Exercise directions:
If a line appears in the data below, it must appear in your answer exactly as given.
[Dataset content]
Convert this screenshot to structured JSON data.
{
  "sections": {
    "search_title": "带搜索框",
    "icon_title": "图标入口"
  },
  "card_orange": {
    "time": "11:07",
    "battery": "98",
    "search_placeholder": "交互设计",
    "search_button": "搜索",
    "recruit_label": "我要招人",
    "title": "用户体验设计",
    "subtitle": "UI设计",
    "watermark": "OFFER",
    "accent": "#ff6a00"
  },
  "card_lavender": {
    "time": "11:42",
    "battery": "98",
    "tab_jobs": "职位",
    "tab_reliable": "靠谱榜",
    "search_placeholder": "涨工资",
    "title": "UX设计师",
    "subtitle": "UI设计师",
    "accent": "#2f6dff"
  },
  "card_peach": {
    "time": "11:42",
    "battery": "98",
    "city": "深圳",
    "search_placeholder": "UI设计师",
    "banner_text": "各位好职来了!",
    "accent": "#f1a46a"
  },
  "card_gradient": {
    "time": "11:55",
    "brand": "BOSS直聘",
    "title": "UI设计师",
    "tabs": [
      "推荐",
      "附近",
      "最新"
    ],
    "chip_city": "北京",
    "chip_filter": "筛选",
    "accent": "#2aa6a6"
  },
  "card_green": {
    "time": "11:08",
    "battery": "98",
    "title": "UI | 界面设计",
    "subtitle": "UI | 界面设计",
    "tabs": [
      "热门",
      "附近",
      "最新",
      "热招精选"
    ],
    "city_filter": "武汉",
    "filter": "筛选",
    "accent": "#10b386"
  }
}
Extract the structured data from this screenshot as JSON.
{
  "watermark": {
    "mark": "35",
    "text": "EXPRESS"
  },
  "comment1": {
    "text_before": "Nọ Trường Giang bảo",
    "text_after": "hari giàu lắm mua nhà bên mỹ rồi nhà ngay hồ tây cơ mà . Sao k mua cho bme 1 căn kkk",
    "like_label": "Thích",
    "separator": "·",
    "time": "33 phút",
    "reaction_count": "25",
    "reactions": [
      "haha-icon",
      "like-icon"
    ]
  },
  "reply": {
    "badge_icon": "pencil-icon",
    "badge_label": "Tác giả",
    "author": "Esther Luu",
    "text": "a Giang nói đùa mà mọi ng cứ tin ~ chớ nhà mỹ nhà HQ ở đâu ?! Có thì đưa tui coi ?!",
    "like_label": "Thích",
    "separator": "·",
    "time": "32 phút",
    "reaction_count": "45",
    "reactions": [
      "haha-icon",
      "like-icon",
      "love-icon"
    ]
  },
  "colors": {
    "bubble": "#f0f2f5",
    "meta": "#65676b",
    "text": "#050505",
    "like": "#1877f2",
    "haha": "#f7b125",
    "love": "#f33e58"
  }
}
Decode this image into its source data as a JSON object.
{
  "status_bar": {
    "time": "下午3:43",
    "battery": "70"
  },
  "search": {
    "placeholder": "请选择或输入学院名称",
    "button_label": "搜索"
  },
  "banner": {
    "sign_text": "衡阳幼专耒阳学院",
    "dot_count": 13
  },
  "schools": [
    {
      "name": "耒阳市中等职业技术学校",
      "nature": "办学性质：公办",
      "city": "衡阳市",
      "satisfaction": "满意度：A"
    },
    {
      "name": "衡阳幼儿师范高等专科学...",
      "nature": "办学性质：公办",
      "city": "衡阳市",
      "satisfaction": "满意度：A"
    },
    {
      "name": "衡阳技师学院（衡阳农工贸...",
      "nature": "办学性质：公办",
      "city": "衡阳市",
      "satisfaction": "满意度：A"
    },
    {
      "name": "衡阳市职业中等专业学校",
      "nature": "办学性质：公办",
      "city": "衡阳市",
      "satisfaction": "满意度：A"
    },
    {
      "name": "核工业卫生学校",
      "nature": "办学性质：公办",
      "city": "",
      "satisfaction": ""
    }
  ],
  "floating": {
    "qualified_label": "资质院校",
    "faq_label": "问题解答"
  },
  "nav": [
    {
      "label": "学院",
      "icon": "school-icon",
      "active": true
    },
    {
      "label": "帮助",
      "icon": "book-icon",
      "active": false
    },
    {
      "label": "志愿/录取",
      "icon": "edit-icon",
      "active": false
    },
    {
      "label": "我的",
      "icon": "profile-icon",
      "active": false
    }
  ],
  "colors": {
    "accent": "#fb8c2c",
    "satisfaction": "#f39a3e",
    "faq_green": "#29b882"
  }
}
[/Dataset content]
Expected answer:
Convert this screenshot to structured JSON data.
{
  "sections": {
    "search_title": "带搜索框",
    "icon_title": "图标入口"
  },
  "card_orange": {
    "time": "11:07",
    "battery": "98",
    "search_placeholder": "交互设计",
    "search_button": "搜索",
    "recruit_label": "我要招人",
    "title": "用户体验设计",
    "subtitle": "UI设计",
    "watermark": "OFFER",
    "accent": "#ff6a00"
  },
  "card_lavender": {
    "time": "11:42",
    "battery": "98",
    "tab_jobs": "职位",
    "tab_reliable": "靠谱榜",
    "search_placeholder": "涨工资",
    "title": "UX设计师",
    "subtitle": "UI设计师",
    "accent": "#2f6dff"
  },
  "card_peach": {
    "time": "11:42",
    "battery": "98",
    "city": "深圳",
    "search_placeholder": "UI设计师",
    "banner_text": "各位好职来了!",
    "accent": "#f1a46a"
  },
  "card_gradient": {
    "time": "11:55",
    "brand": "BOSS直聘",
    "title": "UI设计师",
    "tabs": [
      "推荐",
      "附近",
      "最新"
    ],
    "chip_city": "北京",
    "chip_filter": "筛选",
    "accent": "#2aa6a6"
  },
  "card_green": {
    "time": "11:08",
    "battery": "98",
    "title": "UI | 界面设计",
    "subtitle": "UI | 界面设计",
    "tabs": [
      "热门",
      "附近",
      "最新",
      "热招精选"
    ],
    "city_filter": "武汉",
    "filter": "筛选",
    "accent": "#10b386"
  }
}
Extract the structured data from this screenshot as JSON.
{
  "watermark": {
    "mark": "35",
    "text": "EXPRESS"
  },
  "comment1": {
    "text_before": "Nọ Trường Giang bảo",
    "text_after": "hari giàu lắm mua nhà bên mỹ rồi nhà ngay hồ tây cơ mà . Sao k mua cho bme 1 căn kkk",
    "like_label": "Thích",
    "separator": "·",
    "time": "33 phút",
    "reaction_count": "25",
    "reactions": [
      "haha-icon",
      "like-icon"
    ]
  },
  "reply": {
    "badge_icon": "pencil-icon",
    "badge_label": "Tác giả",
    "author": "Esther Luu",
    "text": "a Giang nói đùa mà mọi ng cứ tin ~ chớ nhà mỹ nhà HQ ở đâu ?! Có thì đưa tui coi ?!",
    "like_label": "Thích",
    "separator": "·",
    "time": "32 phút",
    "reaction_count": "45",
    "reactions": [
      "haha-icon",
      "like-icon",
      "love-icon"
    ]
  },
  "colors": {
    "bubble": "#f0f2f5",
    "meta": "#65676b",
    "text": "#050505",
    "like": "#1877f2",
    "haha": "#f7b125",
    "love": "#f33e58"
  }
}
Decode this image into its source data as a JSON object.
{
  "status_bar": {
    "time": "下午3:43",
    "battery": "70"
  },
  "search": {
    "placeholder": "请选择或输入学院名称",
    "button_label": "搜索"
  },
  "banner": {
    "sign_text": "衡阳幼专耒阳学院",
    "dot_count": 13
  },
  "schools": [
    {
      "name": "耒阳市中等职业技术学校",
      "nature": "办学性质：公办",
      "city": "衡阳市",
      "satisfaction": "满意度：A"
    },
    {
      "name": "衡阳幼儿师范高等专科学...",
      "nature": "办学性质：公办",
      "city": "衡阳市",
      "satisfaction": "满意度：A"
    },
    {
      "name": "衡阳技师学院（衡阳农工贸...",
      "nature": "办学性质：公办",
      "city": "衡阳市",
      "satisfaction": "满意度：A"
    },
    {
      "name": "衡阳市职业中等专业学校",
      "nature": "办学性质：公办",
      "city": "衡阳市",
      "satisfaction": "满意度：A"
    },
    {
      "name": "核工业卫生学校",
      "nature": "办学性质：公办",
      "city": "",
      "satisfaction": ""
    }
  ],
  "floating": {
    "qualified_label": "资质院校",
    "faq_label": "问题解答"
  },
  "nav": [
    {
      "label": "学院",
      "icon": "school-icon",
      "active": true
    },
    {
      "label": "帮助",
      "icon": "book-icon",
      "active": false
    },
    {
      "label": "志愿/录取",
      "icon": "edit-icon",
      "active": false
    },
    {
      "label": "我的",
      "icon": "profile-icon",
      "active": false
    }
  ],
  "colors": {
    "accent": "#fb8c2c",
    "satisfaction": "#f39a3e",
    "faq_green": "#29b882"
  }
}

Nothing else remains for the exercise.